Since the mid-1990s, there has been continued research and policy interest in understanding the characteristics and needs of families and their children who become homeless, especially in understanding the heterogeneity within the population and whether a typology of families can be created (i.e., distinguishing families with greater needs for services and housing from those with lesser needs). With respect to children, research has focused largely on understanding the impact of homelessness.
At federal and state levels, there also has been increased attention to the types of housing models needed by the array of families who become homeless (including transitional, permanent supportive housing, and permanent housing), the services that are needed to assist families and their children while they are homeless and after they exit, and strategies for preventing family homelessness and facilitating more rapid exits.
In this paper, we synthesize what we know in each of these areas, highlighting the relevant research studies and policy analyses that have been conducted since 1998 that shape our understanding. We begin with a methodological overview of the more recent research studies on the characteristics and needs of families and children, followed by a summary of the main findings. We then provide a more in-depth synthesis of the literature on the characteristics and needs of homeless families overall, and then on the impact of homelessness on children.
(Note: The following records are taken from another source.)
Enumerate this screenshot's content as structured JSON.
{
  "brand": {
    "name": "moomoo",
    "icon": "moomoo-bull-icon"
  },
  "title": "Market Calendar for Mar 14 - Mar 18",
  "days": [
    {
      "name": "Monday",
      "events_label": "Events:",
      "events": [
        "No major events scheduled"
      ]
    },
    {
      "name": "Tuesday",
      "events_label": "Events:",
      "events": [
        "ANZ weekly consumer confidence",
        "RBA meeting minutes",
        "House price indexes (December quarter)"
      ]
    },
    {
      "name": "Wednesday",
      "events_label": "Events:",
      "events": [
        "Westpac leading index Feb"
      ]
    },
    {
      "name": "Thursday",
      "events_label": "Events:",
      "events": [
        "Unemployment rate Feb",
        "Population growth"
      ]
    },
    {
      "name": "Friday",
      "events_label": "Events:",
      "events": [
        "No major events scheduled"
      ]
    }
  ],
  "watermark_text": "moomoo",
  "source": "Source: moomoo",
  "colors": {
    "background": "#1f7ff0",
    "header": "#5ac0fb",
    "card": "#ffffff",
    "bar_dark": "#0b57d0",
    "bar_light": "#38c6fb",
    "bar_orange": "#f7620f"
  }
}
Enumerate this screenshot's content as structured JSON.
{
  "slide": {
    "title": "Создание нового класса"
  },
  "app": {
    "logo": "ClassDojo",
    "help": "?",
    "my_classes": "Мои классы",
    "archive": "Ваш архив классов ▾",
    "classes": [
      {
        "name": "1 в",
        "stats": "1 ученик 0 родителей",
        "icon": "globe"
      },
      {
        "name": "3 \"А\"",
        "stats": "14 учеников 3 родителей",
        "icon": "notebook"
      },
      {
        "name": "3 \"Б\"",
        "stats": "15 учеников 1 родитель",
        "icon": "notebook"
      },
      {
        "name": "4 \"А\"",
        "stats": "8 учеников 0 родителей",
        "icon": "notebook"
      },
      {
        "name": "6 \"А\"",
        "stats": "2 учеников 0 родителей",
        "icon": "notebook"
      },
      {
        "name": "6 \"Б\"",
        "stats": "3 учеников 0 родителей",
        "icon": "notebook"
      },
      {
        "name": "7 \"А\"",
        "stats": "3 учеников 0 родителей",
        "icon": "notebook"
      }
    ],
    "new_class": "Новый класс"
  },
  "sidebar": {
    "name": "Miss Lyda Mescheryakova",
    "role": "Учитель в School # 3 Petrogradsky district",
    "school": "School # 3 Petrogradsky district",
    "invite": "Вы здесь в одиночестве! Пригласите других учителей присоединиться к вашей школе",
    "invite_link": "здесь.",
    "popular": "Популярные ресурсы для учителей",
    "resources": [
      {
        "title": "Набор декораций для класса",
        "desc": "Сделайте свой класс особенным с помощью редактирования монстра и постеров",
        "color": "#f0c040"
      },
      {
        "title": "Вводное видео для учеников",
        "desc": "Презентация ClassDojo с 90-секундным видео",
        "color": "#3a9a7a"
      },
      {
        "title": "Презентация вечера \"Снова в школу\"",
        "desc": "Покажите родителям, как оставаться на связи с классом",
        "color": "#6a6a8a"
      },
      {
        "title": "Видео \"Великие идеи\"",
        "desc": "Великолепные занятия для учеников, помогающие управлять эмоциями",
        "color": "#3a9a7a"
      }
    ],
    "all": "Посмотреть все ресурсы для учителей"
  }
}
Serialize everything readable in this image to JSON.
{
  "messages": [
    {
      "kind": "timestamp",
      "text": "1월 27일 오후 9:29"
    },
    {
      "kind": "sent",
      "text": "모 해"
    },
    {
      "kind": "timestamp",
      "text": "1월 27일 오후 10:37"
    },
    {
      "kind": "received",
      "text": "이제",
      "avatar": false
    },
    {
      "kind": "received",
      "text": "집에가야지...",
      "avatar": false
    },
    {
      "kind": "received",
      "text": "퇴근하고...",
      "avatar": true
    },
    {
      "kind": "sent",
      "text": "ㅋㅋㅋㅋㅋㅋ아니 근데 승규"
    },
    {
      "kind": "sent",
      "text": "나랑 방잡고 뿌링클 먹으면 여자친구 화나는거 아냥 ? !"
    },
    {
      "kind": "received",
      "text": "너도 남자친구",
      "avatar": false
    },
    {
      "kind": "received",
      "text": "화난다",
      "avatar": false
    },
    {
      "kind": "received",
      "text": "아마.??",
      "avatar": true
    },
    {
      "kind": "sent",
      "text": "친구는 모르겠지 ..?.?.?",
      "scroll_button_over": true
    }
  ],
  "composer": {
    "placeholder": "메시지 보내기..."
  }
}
We follow with summaries of the descriptive and outcome findings from evaluations of various housing and service interventions and efforts to prevent homelessness. The final section outlines the research that is indicated to fill the gaps in knowledge that remain.